Task goal:
Copy out the entire listing precisely.

··········

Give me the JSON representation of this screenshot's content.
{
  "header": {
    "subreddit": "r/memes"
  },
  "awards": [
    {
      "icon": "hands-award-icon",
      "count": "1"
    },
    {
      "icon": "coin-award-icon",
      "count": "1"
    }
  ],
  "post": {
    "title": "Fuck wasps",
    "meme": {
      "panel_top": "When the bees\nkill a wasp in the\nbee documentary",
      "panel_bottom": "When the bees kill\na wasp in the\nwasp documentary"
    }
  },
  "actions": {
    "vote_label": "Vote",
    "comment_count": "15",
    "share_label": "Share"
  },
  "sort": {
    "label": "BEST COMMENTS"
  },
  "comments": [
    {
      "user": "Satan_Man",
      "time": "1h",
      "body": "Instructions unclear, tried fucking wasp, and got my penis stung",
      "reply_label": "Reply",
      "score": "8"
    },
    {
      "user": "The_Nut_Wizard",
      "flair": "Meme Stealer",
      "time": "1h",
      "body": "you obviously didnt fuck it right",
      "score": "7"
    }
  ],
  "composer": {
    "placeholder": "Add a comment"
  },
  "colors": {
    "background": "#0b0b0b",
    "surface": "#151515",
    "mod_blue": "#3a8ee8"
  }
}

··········

Reply:
Give me the JSON representation of this screenshot's content.
{
  "header": {
    "subreddit": "r/memes"
  },
  "awards": [
    {
      "icon": "hands-award-icon",
      "count": "1"
    },
    {
      "icon": "coin-award-icon",
      "count": "1"
    }
  ],
  "post": {
    "title": "Fuck wasps",
    "meme": {
      "panel_top": "When the bees\nkill a wasp in the\nbee documentary",
      "panel_bottom": "When the bees kill\na wasp in the\nwasp documentary"
    }
  },
  "actions": {
    "vote_label": "Vote",
    "comment_count": "15",
    "share_label": "Share"
  },
  "sort": {
    "label": "BEST COMMENTS"
  },
  "comments": [
    {
      "user": "Satan_Man",
      "time": "1h",
      "body": "Instructions unclear, tried fucking wasp, and got my penis stung",
      "reply_label": "Reply",
      "score": "8"
    },
    {
      "user": "The_Nut_Wizard",
      "flair": "Meme Stealer",
      "time": "1h",
      "body": "you obviously didnt fuck it right",
      "score": "7"
    }
  ],
  "composer": {
    "placeholder": "Add a comment"
  },
  "colors": {
    "background": "#0b0b0b",
    "surface": "#151515",
    "mod_blue": "#3a8ee8"
  }
}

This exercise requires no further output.